Wednesday, January 6, 2010


The Corvallis Epicurean blog is the successor to my newsletter, Living Well in the Heart of the Valley, which I published from November of 2008 through May of 2009. Both the newsletter and the blog are devoted to epicurean pursuits and focusing on Corvallis and the surrounding area. To forestall any confusion about the subtitle, I want to assure you that I am not here to discuss wellness, a term which, in contemporary usage, has come to be associated with a life-style characterized by health foods and homeopathic remedies. Mind you, I'm not promoting a diet of pork rinds and milk shakes, but I am among those who question whether the life of an ascetic is one really worth living.

Posts here will include, but are not limited to, reviews of restaurants, wines, beer, spirits and descriptions of wineries, breweries, distilleries and food venues. There will also be posts about entertainment events and even the occasional editorial.

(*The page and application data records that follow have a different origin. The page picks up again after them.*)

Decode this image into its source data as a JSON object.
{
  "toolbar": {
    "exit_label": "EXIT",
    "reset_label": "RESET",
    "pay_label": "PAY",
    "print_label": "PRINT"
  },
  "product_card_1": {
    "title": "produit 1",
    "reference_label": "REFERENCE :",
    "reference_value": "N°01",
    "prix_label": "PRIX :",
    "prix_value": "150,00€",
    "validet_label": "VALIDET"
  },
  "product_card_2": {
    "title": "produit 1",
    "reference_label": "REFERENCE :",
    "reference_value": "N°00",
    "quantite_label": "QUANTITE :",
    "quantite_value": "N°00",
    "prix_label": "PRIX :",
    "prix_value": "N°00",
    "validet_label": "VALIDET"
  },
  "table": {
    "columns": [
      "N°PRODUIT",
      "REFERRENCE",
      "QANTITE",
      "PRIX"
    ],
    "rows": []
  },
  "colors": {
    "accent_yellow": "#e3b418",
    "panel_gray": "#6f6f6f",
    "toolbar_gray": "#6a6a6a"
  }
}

Finally, I am dedicated to the proposition that living well need not be expensive, and I will be making an effort to promote those products and establishments which offer value. In these economically uncertain times, I and everyone I know are hoping to maximize the return on their dollar, and it’s my intention to seek out and report opportunities to do just that.